The Lower Canon Court is an AD&D "Skirmish for a large number of players." The idea here is a cleric was found guilty in a court and wants revenge. The characters are all members of the court when the pandemonium breaks loose. There are a lot of NPCs and a map of the court room. It's different idea and I like the attempt but I can also see it only appealing to a small crowd of gamers.
Treasure Chest has some new magic items like the Bowl of Everlasting Porridge and Bell of Watchfulness. Some are still a little silly, but all can be played straight.
Andy Slack has Traveller rules on Vacc Suits.
Fiend Factory continues its run of themed monsters. This time a mini-scenario (more of a plot really) called the Black Manse. We get Dream Demons, the Incubus, Brain Suckers and a Guardian. The monsters all designed to challenge a party of levels 5-6.

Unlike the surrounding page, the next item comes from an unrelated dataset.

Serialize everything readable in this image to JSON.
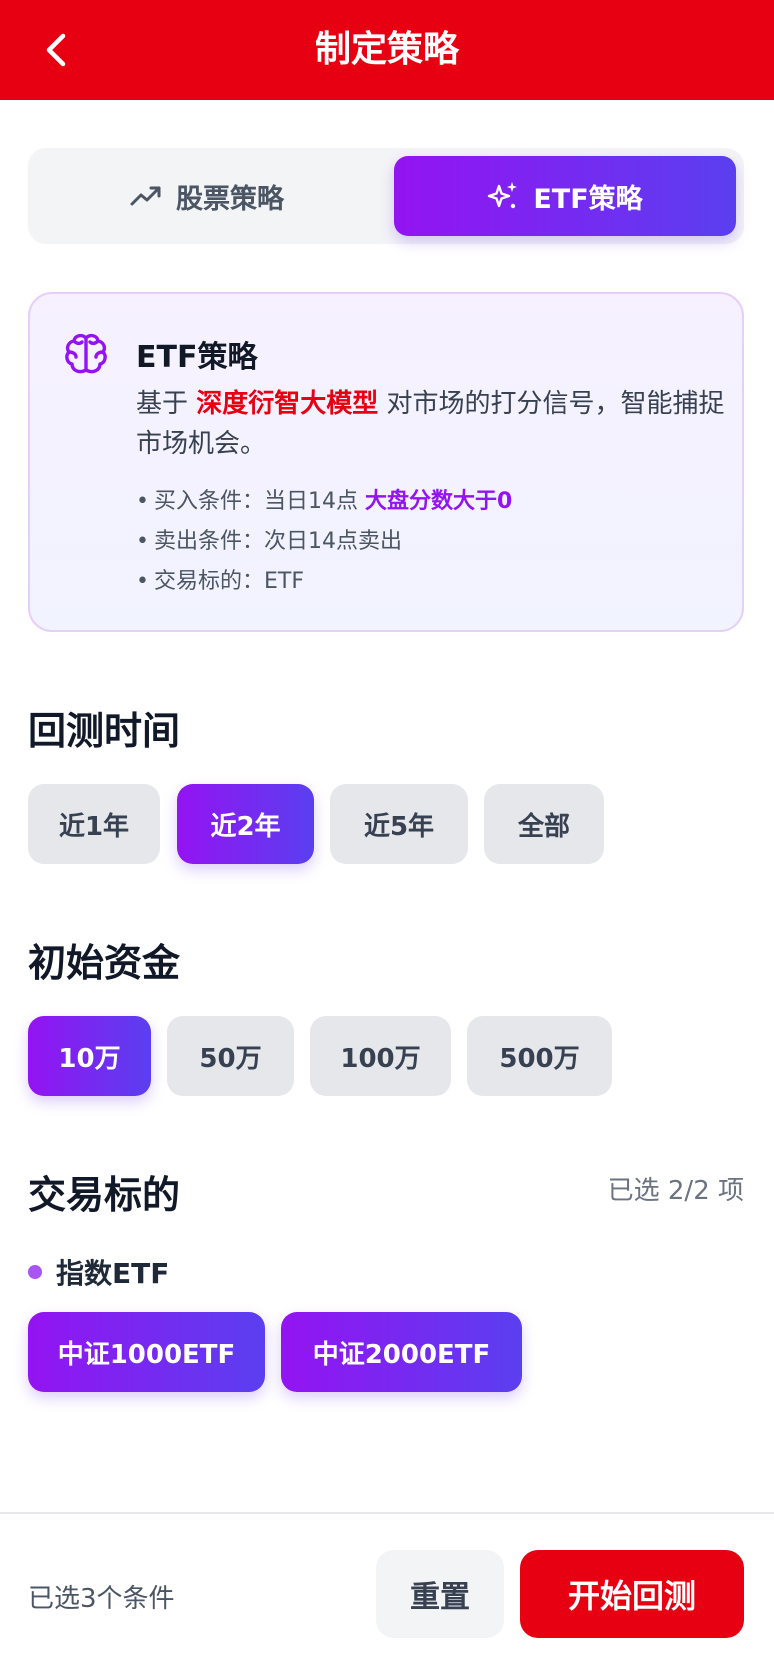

Starbase is back and celebrating their first year with some suggestions for reading. Interesting really.
In Character Conjuring Lew Pulsipher talks about what makes a good AD&D character class. He makes the case that classes should be internally balanced. That is weaknesses to set off strengths. A wizard can't use armor or swords for example. He is also talkas about between class balance and that not all characters of say 3rd level should be the same power. Another issue he brings up are the serious use of joke classes (like the Jester and Idiot from Dragon a few years back, but oddly not any of the WD joke classes are mentioned).
The new questionnaire follows on the other half of the page. Results are promised in a future issue.
Again, get yours in by July 1st, 1981.
This is followed by the Classifieds/Small ads, and a few more pages of ads.
In the end we get an ad for the AD&D lead figure line. Back when they were lead and you had to pain them yourself. I loved those as a kid. AND I might add I just acquired a bunch of these in fantastic shape. Pictures soon.
WD ended up being 4 pages less this time around. Not really sure why.
After a period of growth WD seems to be content to keep on with what works, though the gaming world is now showing unprecedented growth. It will be interesting to see what happens in the next few months.